▶ What the exercise asks:
Scan the data below. Pull out each line where "ChARM" occurs.

(Entries from a dataset of interfaces)
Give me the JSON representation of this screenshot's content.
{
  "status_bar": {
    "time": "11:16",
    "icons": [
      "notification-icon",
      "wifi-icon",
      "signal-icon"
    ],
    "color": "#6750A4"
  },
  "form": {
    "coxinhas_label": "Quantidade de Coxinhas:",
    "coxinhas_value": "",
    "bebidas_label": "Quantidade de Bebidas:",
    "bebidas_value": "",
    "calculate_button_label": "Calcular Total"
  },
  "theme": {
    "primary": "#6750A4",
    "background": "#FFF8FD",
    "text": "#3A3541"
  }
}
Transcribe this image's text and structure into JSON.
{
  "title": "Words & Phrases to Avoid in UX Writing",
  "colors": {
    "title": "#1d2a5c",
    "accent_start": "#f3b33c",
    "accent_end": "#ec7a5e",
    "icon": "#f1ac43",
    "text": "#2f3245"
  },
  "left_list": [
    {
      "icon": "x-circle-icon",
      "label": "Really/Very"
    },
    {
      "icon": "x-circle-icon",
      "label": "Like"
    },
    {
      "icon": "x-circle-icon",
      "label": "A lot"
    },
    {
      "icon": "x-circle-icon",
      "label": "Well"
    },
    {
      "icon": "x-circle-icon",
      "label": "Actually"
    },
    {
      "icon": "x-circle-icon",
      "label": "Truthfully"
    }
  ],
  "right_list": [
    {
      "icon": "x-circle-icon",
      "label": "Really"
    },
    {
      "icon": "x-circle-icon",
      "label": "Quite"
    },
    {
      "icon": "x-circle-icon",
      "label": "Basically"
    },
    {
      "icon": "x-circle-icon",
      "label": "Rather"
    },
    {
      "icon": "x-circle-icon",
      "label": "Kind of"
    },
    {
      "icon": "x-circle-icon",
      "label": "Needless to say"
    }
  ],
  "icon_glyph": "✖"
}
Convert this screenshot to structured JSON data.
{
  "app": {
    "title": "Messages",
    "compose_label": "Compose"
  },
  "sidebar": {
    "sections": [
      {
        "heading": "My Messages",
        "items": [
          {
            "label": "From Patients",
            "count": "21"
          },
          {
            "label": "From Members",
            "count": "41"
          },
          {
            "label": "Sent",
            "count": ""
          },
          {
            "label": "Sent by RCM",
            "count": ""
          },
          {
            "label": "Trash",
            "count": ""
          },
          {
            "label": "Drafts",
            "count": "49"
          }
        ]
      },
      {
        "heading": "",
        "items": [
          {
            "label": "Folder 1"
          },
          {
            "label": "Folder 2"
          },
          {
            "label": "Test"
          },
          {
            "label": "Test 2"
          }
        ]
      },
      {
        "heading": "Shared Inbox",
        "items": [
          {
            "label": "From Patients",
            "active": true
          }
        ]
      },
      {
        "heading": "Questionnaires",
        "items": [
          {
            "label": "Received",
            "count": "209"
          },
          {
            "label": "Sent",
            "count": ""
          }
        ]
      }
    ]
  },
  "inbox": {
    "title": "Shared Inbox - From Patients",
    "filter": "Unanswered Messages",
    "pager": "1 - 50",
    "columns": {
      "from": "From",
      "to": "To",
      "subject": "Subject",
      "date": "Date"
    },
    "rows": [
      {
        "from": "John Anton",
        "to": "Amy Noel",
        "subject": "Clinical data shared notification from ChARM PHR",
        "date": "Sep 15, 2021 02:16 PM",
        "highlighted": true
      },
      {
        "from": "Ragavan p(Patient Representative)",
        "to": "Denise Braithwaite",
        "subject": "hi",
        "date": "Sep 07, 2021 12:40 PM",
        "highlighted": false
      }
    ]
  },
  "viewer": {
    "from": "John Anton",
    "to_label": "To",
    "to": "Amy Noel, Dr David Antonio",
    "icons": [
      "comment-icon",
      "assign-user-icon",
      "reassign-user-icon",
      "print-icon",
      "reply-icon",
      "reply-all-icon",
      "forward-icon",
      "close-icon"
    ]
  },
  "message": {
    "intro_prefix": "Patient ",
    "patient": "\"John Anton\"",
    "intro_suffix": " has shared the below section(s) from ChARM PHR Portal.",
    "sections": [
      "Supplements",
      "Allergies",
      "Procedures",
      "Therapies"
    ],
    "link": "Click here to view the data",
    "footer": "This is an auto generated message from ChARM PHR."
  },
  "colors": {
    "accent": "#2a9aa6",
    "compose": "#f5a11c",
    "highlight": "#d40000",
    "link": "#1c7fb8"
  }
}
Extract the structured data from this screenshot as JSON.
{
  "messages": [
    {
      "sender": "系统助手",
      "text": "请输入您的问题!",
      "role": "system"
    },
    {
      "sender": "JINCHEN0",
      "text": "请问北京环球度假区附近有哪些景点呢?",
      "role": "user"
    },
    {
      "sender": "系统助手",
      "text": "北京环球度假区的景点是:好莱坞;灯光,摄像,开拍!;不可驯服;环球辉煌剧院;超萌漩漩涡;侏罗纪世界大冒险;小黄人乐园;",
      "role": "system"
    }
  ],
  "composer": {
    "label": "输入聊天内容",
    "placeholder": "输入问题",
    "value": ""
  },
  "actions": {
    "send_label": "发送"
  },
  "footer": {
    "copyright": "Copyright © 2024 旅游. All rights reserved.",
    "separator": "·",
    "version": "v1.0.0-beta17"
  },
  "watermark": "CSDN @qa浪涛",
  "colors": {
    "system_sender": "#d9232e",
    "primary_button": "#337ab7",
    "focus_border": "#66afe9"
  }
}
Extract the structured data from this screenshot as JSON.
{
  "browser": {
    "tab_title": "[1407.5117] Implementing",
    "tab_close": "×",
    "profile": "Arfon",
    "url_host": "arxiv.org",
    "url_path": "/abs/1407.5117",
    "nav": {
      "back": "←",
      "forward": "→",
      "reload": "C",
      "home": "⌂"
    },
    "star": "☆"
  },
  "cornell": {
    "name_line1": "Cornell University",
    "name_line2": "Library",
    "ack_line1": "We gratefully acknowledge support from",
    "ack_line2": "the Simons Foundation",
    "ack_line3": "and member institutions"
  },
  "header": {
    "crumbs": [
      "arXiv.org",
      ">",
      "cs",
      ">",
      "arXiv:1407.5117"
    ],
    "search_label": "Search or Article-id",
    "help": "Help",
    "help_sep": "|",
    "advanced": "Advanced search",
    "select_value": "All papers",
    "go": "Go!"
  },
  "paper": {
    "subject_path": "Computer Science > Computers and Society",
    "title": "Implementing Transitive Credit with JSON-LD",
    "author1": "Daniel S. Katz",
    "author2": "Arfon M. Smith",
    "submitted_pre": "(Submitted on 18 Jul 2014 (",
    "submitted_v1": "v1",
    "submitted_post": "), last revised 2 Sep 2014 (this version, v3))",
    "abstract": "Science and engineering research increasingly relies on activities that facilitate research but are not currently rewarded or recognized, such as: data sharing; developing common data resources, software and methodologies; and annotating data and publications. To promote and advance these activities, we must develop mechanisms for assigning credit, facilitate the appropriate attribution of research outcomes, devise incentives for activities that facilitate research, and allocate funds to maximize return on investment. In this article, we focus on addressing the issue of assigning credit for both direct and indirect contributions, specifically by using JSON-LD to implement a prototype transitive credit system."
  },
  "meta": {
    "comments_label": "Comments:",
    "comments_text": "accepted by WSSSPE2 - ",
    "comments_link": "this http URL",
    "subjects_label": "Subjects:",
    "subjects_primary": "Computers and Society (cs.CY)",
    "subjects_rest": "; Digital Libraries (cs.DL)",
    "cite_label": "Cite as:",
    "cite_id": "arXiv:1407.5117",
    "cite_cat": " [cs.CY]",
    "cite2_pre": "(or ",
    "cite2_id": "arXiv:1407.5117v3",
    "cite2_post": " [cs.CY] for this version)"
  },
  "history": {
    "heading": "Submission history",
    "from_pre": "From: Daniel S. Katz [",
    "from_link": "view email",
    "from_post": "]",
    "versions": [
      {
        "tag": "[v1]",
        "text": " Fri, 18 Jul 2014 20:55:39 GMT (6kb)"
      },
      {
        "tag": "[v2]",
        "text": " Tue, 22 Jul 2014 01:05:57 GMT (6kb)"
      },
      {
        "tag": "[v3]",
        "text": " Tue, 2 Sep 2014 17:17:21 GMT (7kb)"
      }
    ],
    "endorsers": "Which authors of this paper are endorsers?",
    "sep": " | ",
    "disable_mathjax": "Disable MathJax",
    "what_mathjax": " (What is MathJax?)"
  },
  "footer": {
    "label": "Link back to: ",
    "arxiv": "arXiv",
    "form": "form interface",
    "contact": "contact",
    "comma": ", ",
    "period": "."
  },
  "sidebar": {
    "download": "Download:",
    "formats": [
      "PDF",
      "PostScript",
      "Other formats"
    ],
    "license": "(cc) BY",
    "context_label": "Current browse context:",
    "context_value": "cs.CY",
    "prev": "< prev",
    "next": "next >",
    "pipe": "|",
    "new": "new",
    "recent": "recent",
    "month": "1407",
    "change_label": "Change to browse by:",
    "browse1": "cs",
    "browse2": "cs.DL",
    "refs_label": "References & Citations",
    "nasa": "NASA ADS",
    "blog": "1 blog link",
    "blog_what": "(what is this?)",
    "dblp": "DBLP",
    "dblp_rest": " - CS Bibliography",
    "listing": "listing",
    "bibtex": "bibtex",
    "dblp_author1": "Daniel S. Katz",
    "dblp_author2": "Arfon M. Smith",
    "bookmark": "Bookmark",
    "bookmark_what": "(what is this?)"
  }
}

▶ Answer to this task:
        "subject": "Clinical data shared notification from ChARM PHR",
    "intro_suffix": " has shared the below section(s) from ChARM PHR Portal.",
    "footer": "This is an auto generated message from ChARM PHR."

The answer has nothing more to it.